Joël Méline never dreamed of being a postman.
In 1981, Meline was studying chemical engineering at the University of Minnesota when he ran out of money for his tuition. A few days later, he spotted an ad in the Minnesota Daily for an upcoming postman exam in one of the campus lecture halls.
Meline, then 22, registered, passed the exam, and began working in the Dayton’s Bluff neighborhood of St. Paul. “I thought, ‘OK, I can earn some money and go to school in the evenings maybe,'” he said, “but then life happens.”
Stays in downtown St. Paul, the Midway district, Rice Street, New Brighton and North St. Paul followed.
Two years later, Meline made an offer for a place at White Bear Lake and never left.
“The best part is the customers,” said Meline, 63, of Vadnais Heights, who is retiring Friday after 41 years on the job. “That’s the whole point – your customers. When you’re on a route for a long time, you see kids going from kindergarten to high school and graduating. Customers are the purpose. They are the reason we do this.

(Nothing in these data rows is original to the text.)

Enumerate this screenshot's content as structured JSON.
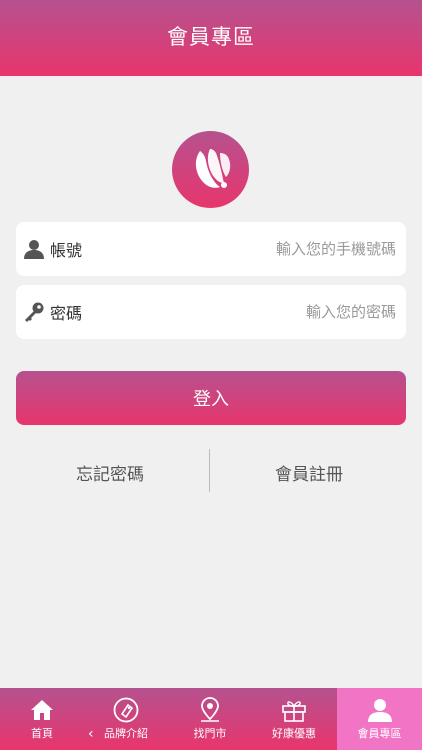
{
  "header": {
    "title": "會員專區"
  },
  "login_form": {
    "account": {
      "label": "帳號",
      "placeholder": "輸入您的手機號碼"
    },
    "password": {
      "label": "密碼",
      "placeholder": "輸入您的密碼"
    },
    "submit_label": "登入"
  },
  "links": {
    "forgot_password": "忘記密碼",
    "register": "會員註冊"
  },
  "tabbar": {
    "items": [
      {
        "label": "首頁",
        "icon": "home-icon"
      },
      {
        "label": "品牌介紹",
        "icon": "brand-tag-icon"
      },
      {
        "label": "找門市",
        "icon": "store-locator-icon"
      },
      {
        "label": "好康優惠",
        "icon": "gift-icon"
      },
      {
        "label": "會員專區",
        "icon": "member-icon"
      }
    ],
    "active_index": 4
  },
  "colors": {
    "primary_top": "#b5528f",
    "primary_bottom": "#e8356c",
    "active_tab": "#f274c4",
    "background": "#f0f0f0"
  }
}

Meline customers in White Bear Lake are celebrating it this week by decorating their mailboxes with balloons and covering it with notes and treats.

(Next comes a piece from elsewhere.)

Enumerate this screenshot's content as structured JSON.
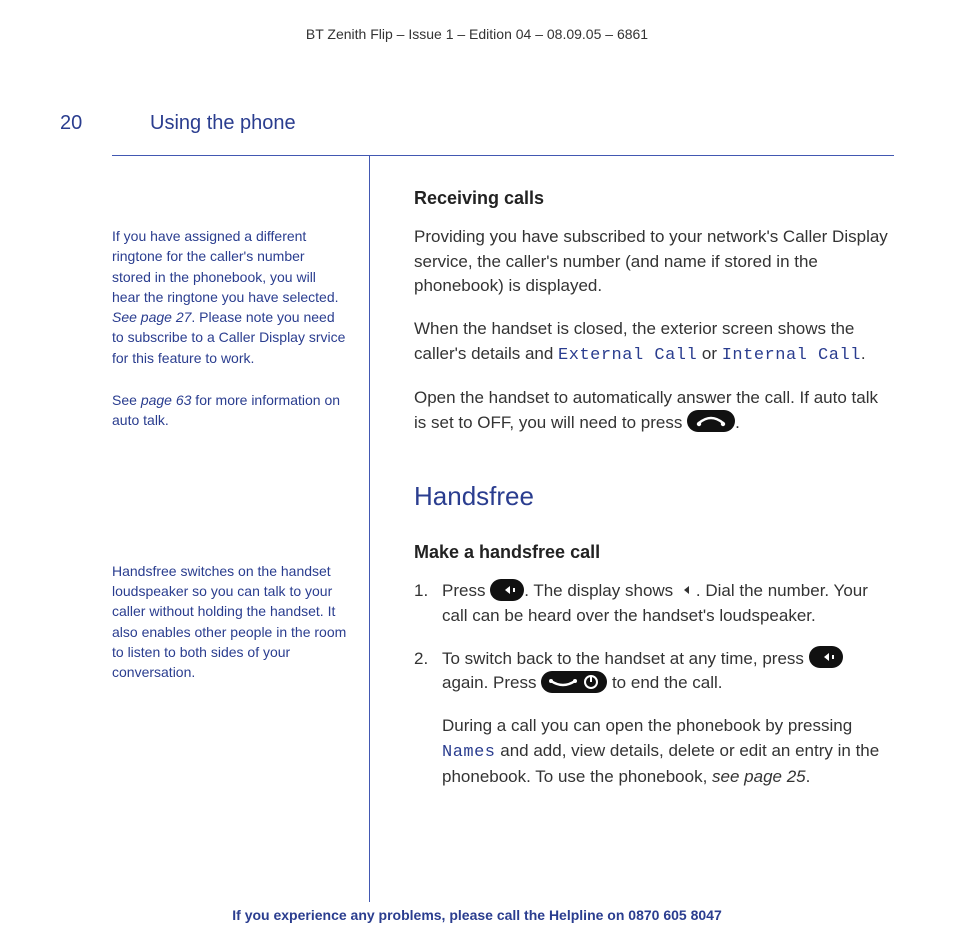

“He was the greatest postman ever,” said Kerri Kolstad, who helped organize the farewell festivities.
“He was always waving, smiling and giving treats to the dogs. Even if he were to come to the door to deliver a package, there would still be a dog bone on it for Addie,” Kolstad said of his border collie/springer spaniel mix.

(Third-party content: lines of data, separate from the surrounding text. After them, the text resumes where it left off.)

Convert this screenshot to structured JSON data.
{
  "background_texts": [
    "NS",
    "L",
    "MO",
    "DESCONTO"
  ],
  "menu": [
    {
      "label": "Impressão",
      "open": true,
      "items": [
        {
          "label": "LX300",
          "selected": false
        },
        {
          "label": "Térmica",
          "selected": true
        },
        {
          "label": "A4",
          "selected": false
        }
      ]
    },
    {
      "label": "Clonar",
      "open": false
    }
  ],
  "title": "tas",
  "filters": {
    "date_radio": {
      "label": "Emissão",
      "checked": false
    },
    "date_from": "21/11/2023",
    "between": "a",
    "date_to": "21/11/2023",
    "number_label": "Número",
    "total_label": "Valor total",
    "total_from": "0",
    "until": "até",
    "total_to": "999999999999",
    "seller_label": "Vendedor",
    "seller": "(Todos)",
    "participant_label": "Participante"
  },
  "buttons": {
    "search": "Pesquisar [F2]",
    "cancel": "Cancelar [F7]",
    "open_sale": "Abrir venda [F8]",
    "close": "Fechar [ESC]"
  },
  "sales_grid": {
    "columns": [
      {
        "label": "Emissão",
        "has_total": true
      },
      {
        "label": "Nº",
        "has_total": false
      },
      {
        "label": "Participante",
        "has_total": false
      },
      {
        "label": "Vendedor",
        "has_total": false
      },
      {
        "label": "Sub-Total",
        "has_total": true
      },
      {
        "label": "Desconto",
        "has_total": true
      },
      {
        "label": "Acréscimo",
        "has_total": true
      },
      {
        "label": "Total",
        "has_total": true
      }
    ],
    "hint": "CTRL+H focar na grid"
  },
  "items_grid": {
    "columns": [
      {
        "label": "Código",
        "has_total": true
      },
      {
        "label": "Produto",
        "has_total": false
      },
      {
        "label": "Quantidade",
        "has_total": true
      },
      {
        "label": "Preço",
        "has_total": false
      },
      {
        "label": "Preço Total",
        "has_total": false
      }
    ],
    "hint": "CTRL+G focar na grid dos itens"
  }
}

Meline’s constant presence on Evergreen Circle has been especially welcome during the coronavirus pandemic, said Linda Vukelich, who works from home.
“He was such a lifesaver,” she said. “No matter what we’ve delivered here, he’s never frustrated with it. It’s sad to think about him leaving because he’s been such a touchpoint, such a familiar face. He’s part of our neighborhood. , of our small community.
Mike Duesenberg said you could set a clock by Meline.
“He’s very consistent,” he said. “When I hear it, I like to go out and see it and say ‘hi.’ “He’s an extra pair of eyes in the neighborhood. It’s comforting to know that he can watch over us if he leaves. He will be greatly missed.”
The work has not always been easy. Meline said he must have delivered mail when it was 100 degrees and the wind chill was 50 below. “When it’s so cold, you run between houses trying to generate body heat,” he said.
Working in a mail truck without air conditioning when it’s over 100 hours means you’re essentially “sitting in a greenhouse,” he said. “It can be miserable, and I won’t miss it. The faster you ride, the more breeze you get.
He has lost count of the number of times he has been bitten by angry dogs. “You try to avoid them, but they come,” said Meline, who keeps a bag of Milk-Bone dog treats in her mail truck. “It usually comes from dogs whose owners say the dog doesn’t bite just when they latch on to your leg.”
Three years ago, Meline said, he was handing a package to a customer through the front door when his barking dog bit him on the hand. “I said, ‘Your dog just bit me.’ And he said, ‘No, he didn’t.’ I showed him my hand, which was bleeding, and said, “Uh, yeah, he did.”
For the record, the U.S. Postal Service does not condone the distribution of dog treats by postal carriers, he said.
“Officially they’re not allowed, but it’s a dog-friendly strategy,” he said. “Dogs are great.”
For many years, Meline did all carrier training at White Bear Lake. “It’s not an easy job,” he said. “It’s a simple job, but it has many elements. New people would burst into tears just trying to get the job done. I said, ‘If anyone’s going to cry, it’s me. I have been here longer. But it’s overwhelming the first few days, the first few weeks, because you pay attention to so many things that you don’t really have to do after you kind of figure it out.
Meline, who grew up in Circle Pines, met his late wife, Kim, when they were in third grade. They started dating when they were sophomores at Centennial High School and both got jobs at the local Dairy Queen, he said. They graduated in 1977, married in 1978, and had a daughter, Katie Jo Meline.
Kim Meline died in May of complications related to idiopathic pulmonary fibrosis. She was 63 years old.
Meline took six months off to care for Kim before she died. After returning to work last month, he decided it was time to retire.
“It’s time to go,” he said. “The repetitive motion of twisting, turning and lifting catches up with you. This was a temporary job. Forty-one years later, I still see it that way.
With retirement on the horizon, Meline said he plans to re-enroll at U of M and complete his education.
“I have three years of calculus, which really applies to this job,” he said. “My parents made a bet between them whether I would finish school one day. I don’t know which of them bet that I would never finish, but I want to prove whoever was wrong.
But, he says, he will miss his White Bear Lake customers.
“Everyone has been great,” he said. “I don’t feel like I work as much for the post office as for my customers. A good postman is a treasure. We constantly complain about the bad ones, and you can see why because there are a lot of them. It’s their job, and they hate it, and they don’t care.
“But the good ones, they are a treasure,” he said. “They’re an asset to your neighborhood, and I tried to be that.”